You will find here a series of pictures of Health Canada research facilities located in the Environmental Health Center in Tunney's Pasture, Ottawa. Also included are the research facilities located in the Gage Occupational and Environmental Health Unit, University of Toronto and St. Michael's Hospital, research partners of Health Canada.
This controlled human exposure facility and the particle concentrator are housed at the Gage Occupational and Environmental Health Unit, University of Toronto. Health Canada scientists conduct human exposure studies in partnership with the Gage Occupational & Environmental Health Unit and St. Michael's Hospital. The facility is utilized to investigate clinical, physiological, and biochemical effects of urban particulate matter and gaseous air pollutants.

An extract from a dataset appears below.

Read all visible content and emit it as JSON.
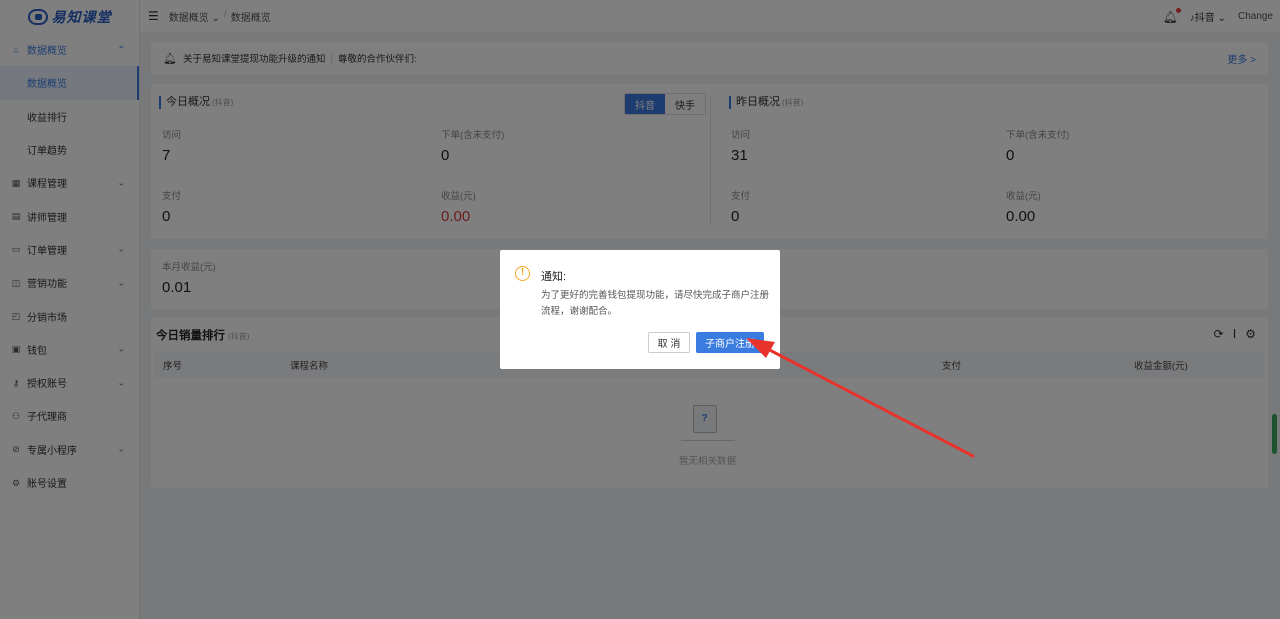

A volunteer sits in a controlled human exposure chamber, and inhales a known concentration of urban particulate matter for a short period of time. The concentration of the particulate matter is expected to cause some mild and transient effects on the individual. Working together, Health Canada scientists and the research team at the Gage Occupational and Environmental Health Unit examine the mechanisms and the dose-response relationship of urban particle-induced adverse health effects.
In order to recreate polluted urban air in the laboratory, investigators at Health Canada collect large quantities of particles from the outdoor air and analyse the particles for their chemical composition. The dust is then fractionated by size and stored. The fine dust, which contains metals and organic species from the environment, can then be suspended in air to recreate episodes of air pollution in the inhalation exposure chambers. Other contaminants such as ozone, oxides of nitrogen and carbon monoxide can be mixed in the air along with the particles in order to mimic a more complex atmosphere.